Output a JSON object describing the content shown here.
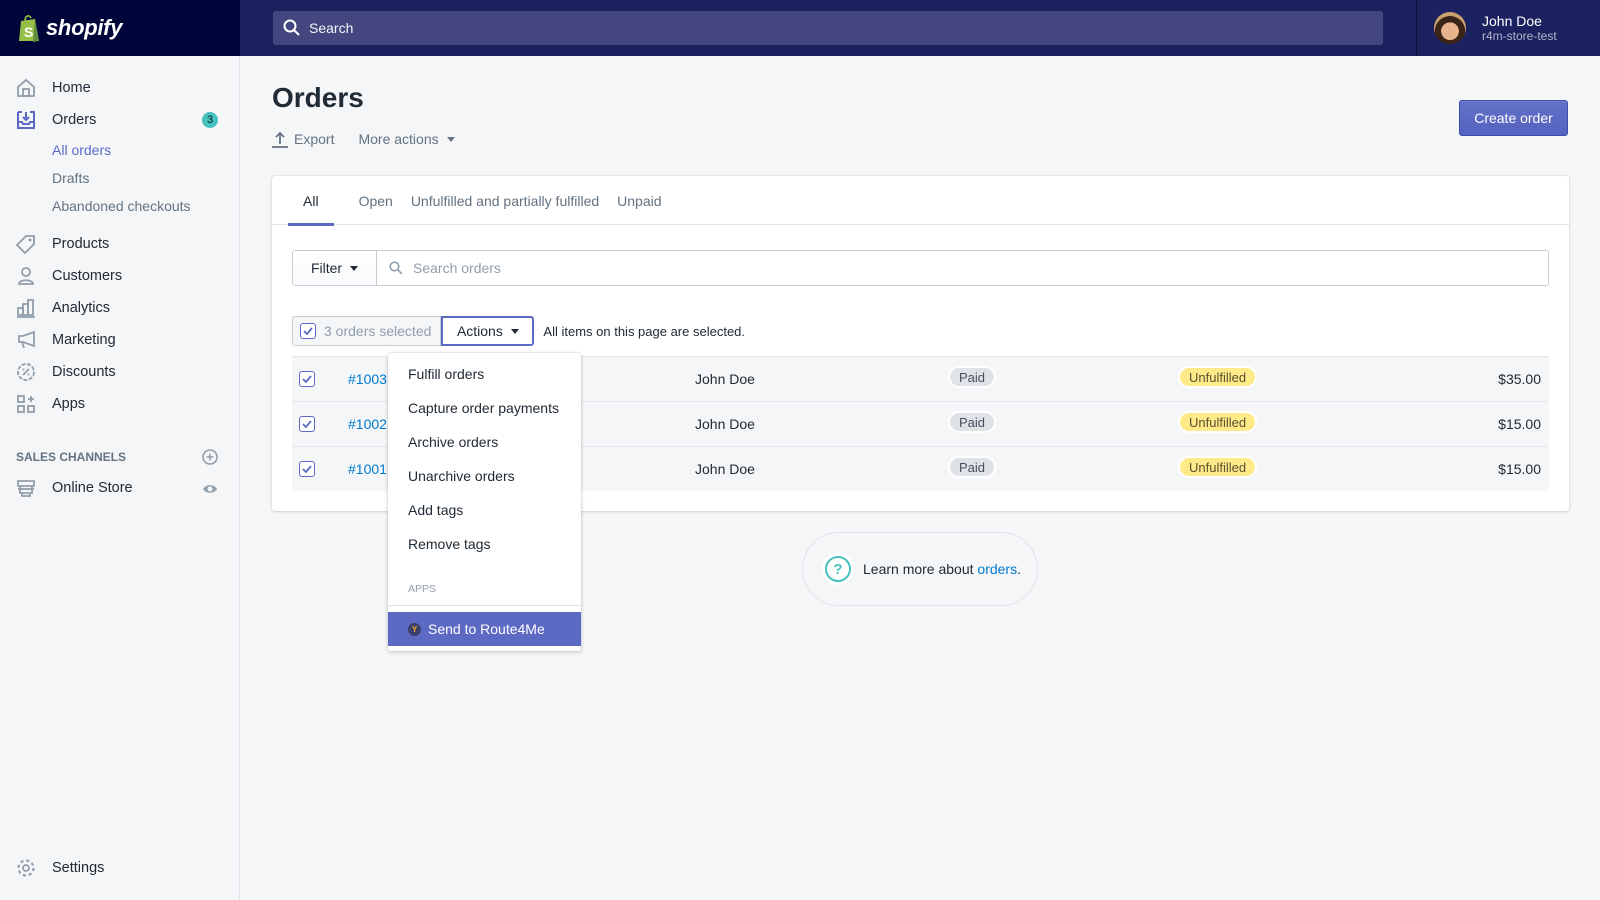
{
  "app": {
    "brand": "shopify"
  },
  "topbar": {
    "search_placeholder": "Search",
    "user": {
      "name": "John Doe",
      "store": "r4m-store-test"
    }
  },
  "sidebar": {
    "items": [
      {
        "label": "Home",
        "icon": "home-icon"
      },
      {
        "label": "Orders",
        "icon": "orders-icon",
        "badge": "3"
      },
      {
        "label": "Products",
        "icon": "tag-icon"
      },
      {
        "label": "Customers",
        "icon": "person-icon"
      },
      {
        "label": "Analytics",
        "icon": "bar-chart-icon"
      },
      {
        "label": "Marketing",
        "icon": "megaphone-icon"
      },
      {
        "label": "Discounts",
        "icon": "discount-icon"
      },
      {
        "label": "Apps",
        "icon": "apps-icon"
      }
    ],
    "orders_sub": [
      {
        "label": "All orders",
        "active": true
      },
      {
        "label": "Drafts"
      },
      {
        "label": "Abandoned checkouts"
      }
    ],
    "sales_channels_title": "SALES CHANNELS",
    "online_store": "Online Store",
    "settings": "Settings"
  },
  "page": {
    "title": "Orders",
    "export_label": "Export",
    "more_actions_label": "More actions",
    "create_order_label": "Create order"
  },
  "tabs": [
    "All",
    "Open",
    "Unfulfilled and partially fulfilled",
    "Unpaid"
  ],
  "filter": {
    "filter_label": "Filter",
    "search_placeholder": "Search orders"
  },
  "bulk": {
    "selected_label": "3 orders selected",
    "actions_label": "Actions",
    "message": "All items on this page are selected."
  },
  "orders": [
    {
      "number": "#1003",
      "customer": "John Doe",
      "payment": "Paid",
      "fulfillment": "Unfulfilled",
      "total": "$35.00",
      "checked": true
    },
    {
      "number": "#1002",
      "customer": "John Doe",
      "payment": "Paid",
      "fulfillment": "Unfulfilled",
      "total": "$15.00",
      "checked": true
    },
    {
      "number": "#1001",
      "customer": "John Doe",
      "payment": "Paid",
      "fulfillment": "Unfulfilled",
      "total": "$15.00",
      "checked": true
    }
  ],
  "actions_menu": {
    "items": [
      "Fulfill orders",
      "Capture order payments",
      "Archive orders",
      "Unarchive orders",
      "Add tags",
      "Remove tags"
    ],
    "apps_section": "APPS",
    "app_action": "Send to Route4Me"
  },
  "learn_more": {
    "prefix": "Learn more about ",
    "link": "orders",
    "suffix": "."
  },
  "colors": {
    "brand_dark": "#000639",
    "topbar": "#1c2260",
    "accent": "#5c6ac4",
    "teal": "#47c1bf",
    "link": "#007ace",
    "unfulfilled": "#ffea8a"
  }
}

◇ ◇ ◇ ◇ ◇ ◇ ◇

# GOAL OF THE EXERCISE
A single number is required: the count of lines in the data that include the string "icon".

# ANSWER SPACE
8